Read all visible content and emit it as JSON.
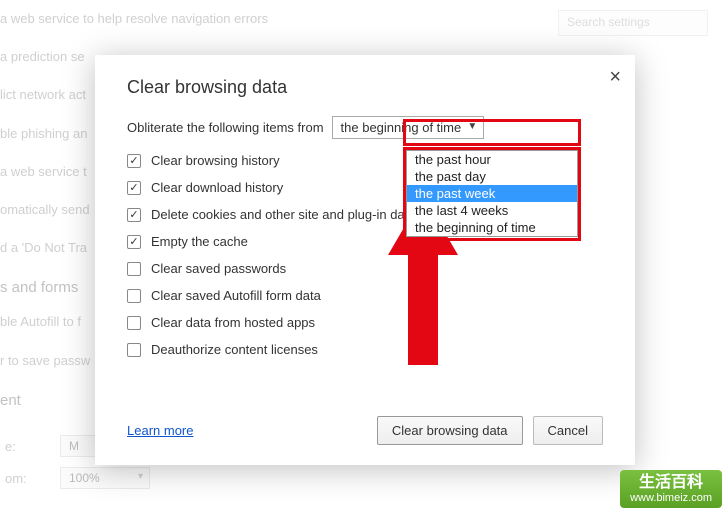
{
  "background": {
    "search_placeholder": "Search settings",
    "rows": [
      "a web service to help resolve navigation errors",
      "a prediction se",
      "lict network act",
      "ble phishing an",
      "a web service t",
      "omatically send",
      "d a 'Do Not Tra"
    ],
    "section_heading": "s and forms",
    "more_rows": [
      "ble Autofill to f",
      "r to save passw"
    ],
    "section_heading2": "ent",
    "bottom": [
      {
        "label": "e:",
        "value": "M"
      },
      {
        "label": "om:",
        "value": "100%"
      }
    ]
  },
  "dialog": {
    "title": "Clear browsing data",
    "close": "×",
    "obliterate_label": "Obliterate the following items from",
    "time_selected": "the beginning of time",
    "dropdown_options": [
      {
        "label": "the past hour",
        "selected": false
      },
      {
        "label": "the past day",
        "selected": false
      },
      {
        "label": "the past week",
        "selected": true
      },
      {
        "label": "the last 4 weeks",
        "selected": false
      },
      {
        "label": "the beginning of time",
        "selected": false
      }
    ],
    "checks": [
      {
        "label": "Clear browsing history",
        "checked": true
      },
      {
        "label": "Clear download history",
        "checked": true
      },
      {
        "label": "Delete cookies and other site and plug-in data",
        "checked": true
      },
      {
        "label": "Empty the cache",
        "checked": true
      },
      {
        "label": "Clear saved passwords",
        "checked": false
      },
      {
        "label": "Clear saved Autofill form data",
        "checked": false
      },
      {
        "label": "Clear data from hosted apps",
        "checked": false
      },
      {
        "label": "Deauthorize content licenses",
        "checked": false
      }
    ],
    "learn_more": "Learn more",
    "primary_btn": "Clear browsing data",
    "cancel_btn": "Cancel"
  },
  "watermark": {
    "text": "生活百科",
    "url": "www.bimeiz.com"
  }
}
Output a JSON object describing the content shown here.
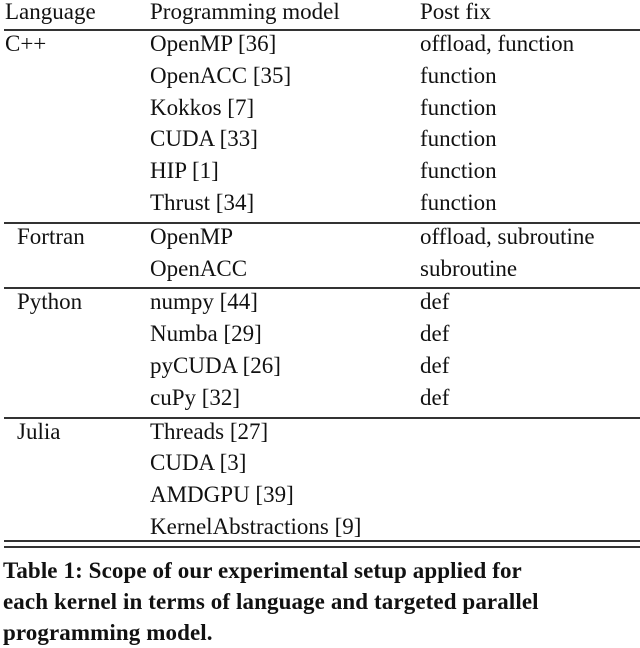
{
  "table": {
    "headers": [
      "Language",
      "Programming model",
      "Post fix"
    ],
    "groups": [
      {
        "language": "C++",
        "rows": [
          {
            "model": "OpenMP [36]",
            "postfix": "offload, function"
          },
          {
            "model": "OpenACC [35]",
            "postfix": "function"
          },
          {
            "model": "Kokkos [7]",
            "postfix": "function"
          },
          {
            "model": "CUDA [33]",
            "postfix": "function"
          },
          {
            "model": "HIP [1]",
            "postfix": "function"
          },
          {
            "model": "Thrust [34]",
            "postfix": "function"
          }
        ]
      },
      {
        "language": "Fortran",
        "rows": [
          {
            "model": "OpenMP",
            "postfix": "offload, subroutine"
          },
          {
            "model": "OpenACC",
            "postfix": "subroutine"
          }
        ]
      },
      {
        "language": "Python",
        "rows": [
          {
            "model": "numpy [44]",
            "postfix": "def"
          },
          {
            "model": "Numba [29]",
            "postfix": "def"
          },
          {
            "model": "pyCUDA [26]",
            "postfix": "def"
          },
          {
            "model": "cuPy [32]",
            "postfix": "def"
          }
        ]
      },
      {
        "language": "Julia",
        "rows": [
          {
            "model": "Threads [27]",
            "postfix": ""
          },
          {
            "model": "CUDA [3]",
            "postfix": ""
          },
          {
            "model": "AMDGPU [39]",
            "postfix": ""
          },
          {
            "model": "KernelAbstractions [9]",
            "postfix": ""
          }
        ]
      }
    ]
  },
  "caption": {
    "lines": [
      "Table 1: Scope of our experimental setup applied for",
      "each kernel in terms of language and targeted parallel",
      "programming model."
    ]
  }
}
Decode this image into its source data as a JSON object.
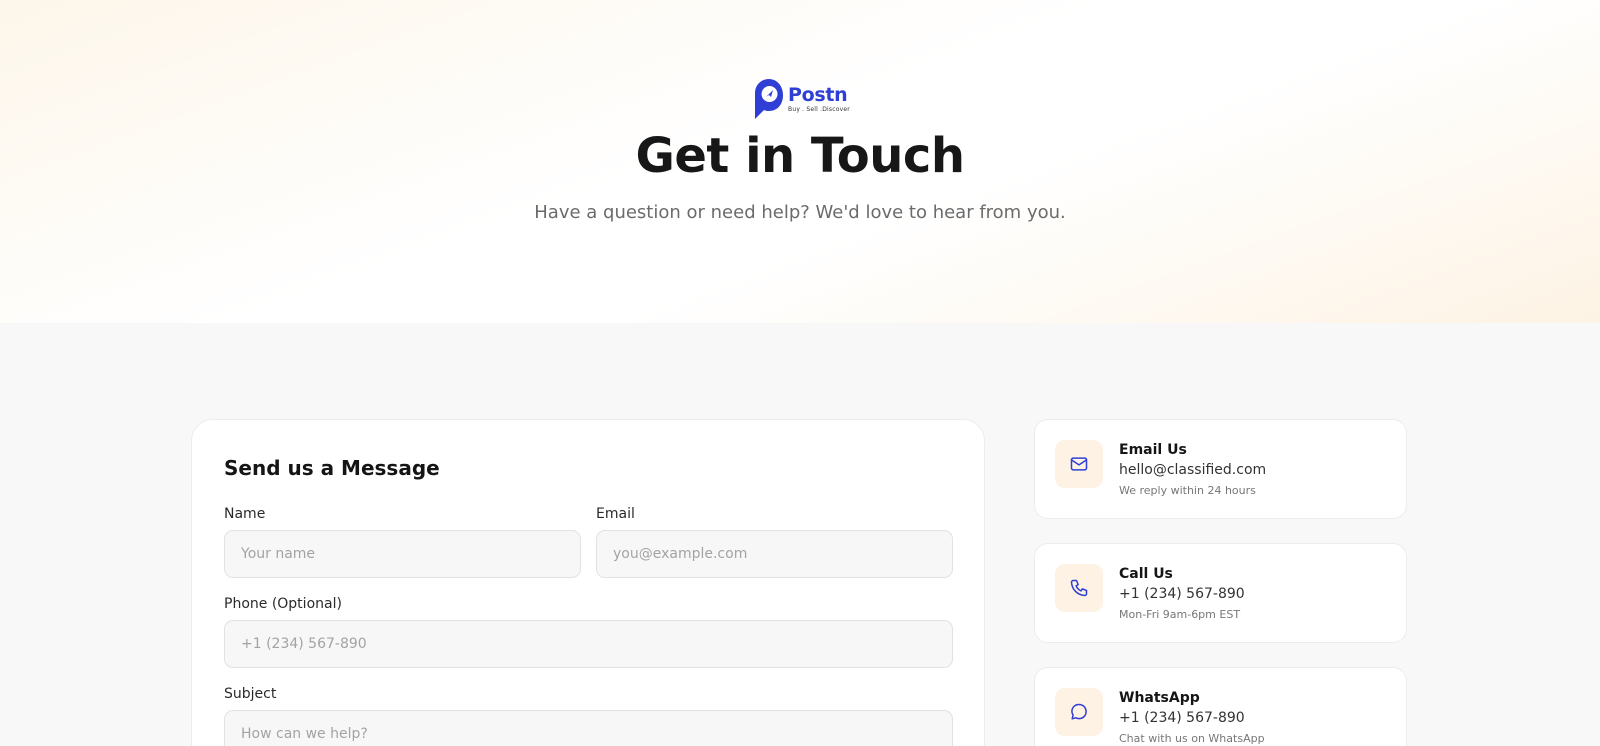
{
  "brand": {
    "name": "Postn",
    "tagline": "Buy . Sell .Discover",
    "color": "#2f3fd6"
  },
  "hero": {
    "title": "Get in Touch",
    "subtitle": "Have a question or need help? We'd love to hear from you."
  },
  "form": {
    "title": "Send us a Message",
    "name": {
      "label": "Name",
      "placeholder": "Your name"
    },
    "email": {
      "label": "Email",
      "placeholder": "you@example.com"
    },
    "phone": {
      "label": "Phone (Optional)",
      "placeholder": "+1 (234) 567-890"
    },
    "subject": {
      "label": "Subject",
      "placeholder": "How can we help?"
    }
  },
  "contacts": [
    {
      "icon": "mail-icon",
      "title": "Email Us",
      "value": "hello@classified.com",
      "note": "We reply within 24 hours"
    },
    {
      "icon": "phone-icon",
      "title": "Call Us",
      "value": "+1 (234) 567-890",
      "note": "Mon-Fri 9am-6pm EST"
    },
    {
      "icon": "chat-bubble-icon",
      "title": "WhatsApp",
      "value": "+1 (234) 567-890",
      "note": "Chat with us on WhatsApp"
    }
  ],
  "colors": {
    "accent": "#2f3fd6",
    "icon_bg": "#fdf2e3",
    "page_bg": "#f8f8f8"
  }
}
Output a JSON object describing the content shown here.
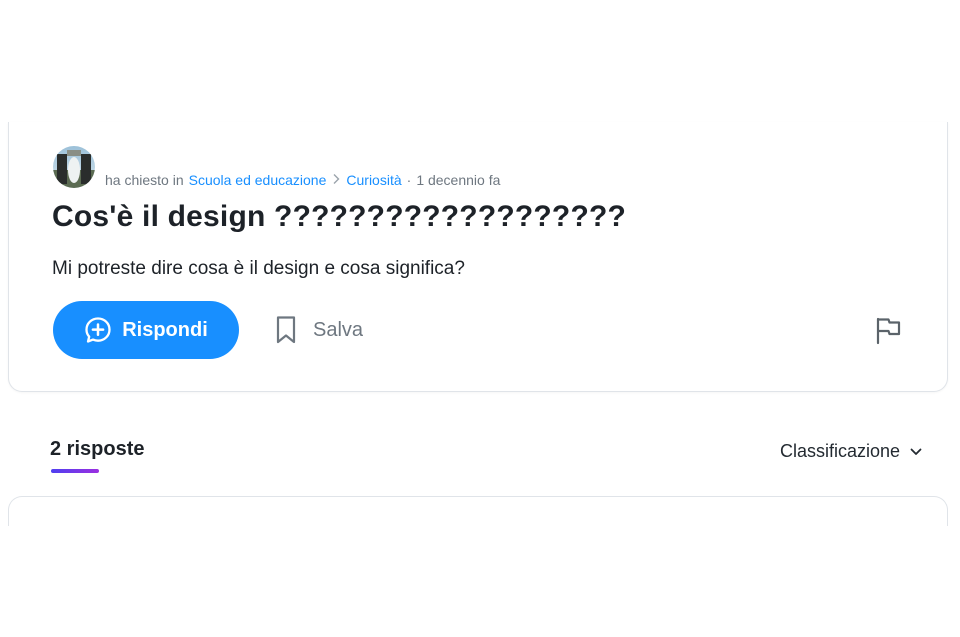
{
  "question": {
    "meta": {
      "asked_text": "ha chiesto in",
      "category": "Scuola ed educazione",
      "subcategory": "Curiosità",
      "separator": "·",
      "time_ago": "1 decennio fa"
    },
    "title": "Cos'è il design ???????????????????",
    "body": "Mi potreste dire cosa è il design e cosa significa?",
    "actions": {
      "answer_label": "Rispondi",
      "save_label": "Salva"
    }
  },
  "answers": {
    "count_label": "2 risposte",
    "sort_label": "Classificazione"
  },
  "colors": {
    "accent": "#188fff",
    "title_text": "#1d2228",
    "muted_text": "#6e7780",
    "underline_gradient": [
      "#4f3ff0",
      "#9b2fe0"
    ]
  },
  "icons": {
    "answer": "plus-bubble-icon",
    "save": "bookmark-icon",
    "report": "flag-icon",
    "breadcrumb_separator": "chevron-right-icon",
    "sort": "chevron-down-icon"
  }
}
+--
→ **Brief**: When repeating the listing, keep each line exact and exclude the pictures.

→ **Solution to this problem**:
Read all visible content and emit it as JSON.
{
  "background": {
    "search_placeholder": "Search settings",
    "rows": [
      "a web service to help resolve navigation errors",
      "a prediction se",
      "lict network act",
      "ble phishing an",
      "a web service t",
      "omatically send",
      "d a 'Do Not Tra"
    ],
    "section_heading": "s and forms",
    "more_rows": [
      "ble Autofill to f",
      "r to save passw"
    ],
    "section_heading2": "ent",
    "bottom": [
      {
        "label": "e:",
        "value": "M"
      },
      {
        "label": "om:",
        "value": "100%"
      }
    ]
  },
  "dialog": {
    "title": "Clear browsing data",
    "close": "×",
    "obliterate_label": "Obliterate the following items from",
    "time_selected": "the beginning of time",
    "dropdown_options": [
      {
        "label": "the past hour",
        "selected": false
      },
      {
        "label": "the past day",
        "selected": false
      },
      {
        "label": "the past week",
        "selected": true
      },
      {
        "label": "the last 4 weeks",
        "selected": false
      },
      {
        "label": "the beginning of time",
        "selected": false
      }
    ],
    "checks": [
      {
        "label": "Clear browsing history",
        "checked": true
      },
      {
        "label": "Clear download history",
        "checked": true
      },
      {
        "label": "Delete cookies and other site and plug-in data",
        "checked": true
      },
      {
        "label": "Empty the cache",
        "checked": true
      },
      {
        "label": "Clear saved passwords",
        "checked": false
      },
      {
        "label": "Clear saved Autofill form data",
        "checked": false
      },
      {
        "label": "Clear data from hosted apps",
        "checked": false
      },
      {
        "label": "Deauthorize content licenses",
        "checked": false
      }
    ],
    "learn_more": "Learn more",
    "primary_btn": "Clear browsing data",
    "cancel_btn": "Cancel"
  },
  "watermark": {
    "text": "生活百科",
    "url": "www.bimeiz.com"
  }
}
Output a JSON object describing the content shown here.
{
  "table": {
    "headers": [
      "Language",
      "Programming model",
      "Post fix"
    ],
    "groups": [
      {
        "language": "C++",
        "rows": [
          {
            "model": "OpenMP [36]",
            "postfix": "offload, function"
          },
          {
            "model": "OpenACC [35]",
            "postfix": "function"
          },
          {
            "model": "Kokkos [7]",
            "postfix": "function"
          },
          {
            "model": "CUDA [33]",
            "postfix": "function"
          },
          {
            "model": "HIP [1]",
            "postfix": "function"
          },
          {
            "model": "Thrust [34]",
            "postfix": "function"
          }
        ]
      },
      {
        "language": "Fortran",
        "rows": [
          {
            "model": "OpenMP",
            "postfix": "offload, subroutine"
          },
          {
            "model": "OpenACC",
            "postfix": "subroutine"
          }
        ]
      },
      {
        "language": "Python",
        "rows": [
          {
            "model": "numpy [44]",
            "postfix": "def"
          },
          {
            "model": "Numba [29]",
            "postfix": "def"
          },
          {
            "model": "pyCUDA [26]",
            "postfix": "def"
          },
          {
            "model": "cuPy [32]",
            "postfix": "def"
          }
        ]
      },
      {
        "language": "Julia",
        "rows": [
          {
            "model": "Threads [27]",
            "postfix": ""
          },
          {
            "model": "CUDA [3]",
            "postfix": ""
          },
          {
            "model": "AMDGPU [39]",
            "postfix": ""
          },
          {
            "model": "KernelAbstractions [9]",
            "postfix": ""
          }
        ]
      }
    ]
  },
  "caption": {
    "lines": [
      "Table 1: Scope of our experimental setup applied for",
      "each kernel in terms of language and targeted parallel",
      "programming model."
    ]
  }
}
Decode this image into its source data as a JSON object.
{
  "brand": {
    "name": "Postn",
    "tagline": "Buy . Sell .Discover",
    "color": "#2f3fd6"
  },
  "hero": {
    "title": "Get in Touch",
    "subtitle": "Have a question or need help? We'd love to hear from you."
  },
  "form": {
    "title": "Send us a Message",
    "name": {
      "label": "Name",
      "placeholder": "Your name"
    },
    "email": {
      "label": "Email",
      "placeholder": "you@example.com"
    },
    "phone": {
      "label": "Phone (Optional)",
      "placeholder": "+1 (234) 567-890"
    },
    "subject": {
      "label": "Subject",
      "placeholder": "How can we help?"
    }
  },
  "contacts": [
    {
      "icon": "mail-icon",
      "title": "Email Us",
      "value": "hello@classified.com",
      "note": "We reply within 24 hours"
    },
    {
      "icon": "phone-icon",
      "title": "Call Us",
      "value": "+1 (234) 567-890",
      "note": "Mon-Fri 9am-6pm EST"
    },
    {
      "icon": "chat-bubble-icon",
      "title": "WhatsApp",
      "value": "+1 (234) 567-890",
      "note": "Chat with us on WhatsApp"
    }
  ],
  "colors": {
    "accent": "#2f3fd6",
    "icon_bg": "#fdf2e3",
    "page_bg": "#f8f8f8"
  }
}
Output a JSON object describing the content shown here.
{
  "question": {
    "meta": {
      "asked_text": "ha chiesto in",
      "category": "Scuola ed educazione",
      "subcategory": "Curiosità",
      "separator": "·",
      "time_ago": "1 decennio fa"
    },
    "title": "Cos'è il design ???????????????????",
    "body": "Mi potreste dire cosa è il design e cosa significa?",
    "actions": {
      "answer_label": "Rispondi",
      "save_label": "Salva"
    }
  },
  "answers": {
    "count_label": "2 risposte",
    "sort_label": "Classificazione"
  },
  "colors": {
    "accent": "#188fff",
    "title_text": "#1d2228",
    "muted_text": "#6e7780",
    "underline_gradient": [
      "#4f3ff0",
      "#9b2fe0"
    ]
  },
  "icons": {
    "answer": "plus-bubble-icon",
    "save": "bookmark-icon",
    "report": "flag-icon",
    "breadcrumb_separator": "chevron-right-icon",
    "sort": "chevron-down-icon"
  }
}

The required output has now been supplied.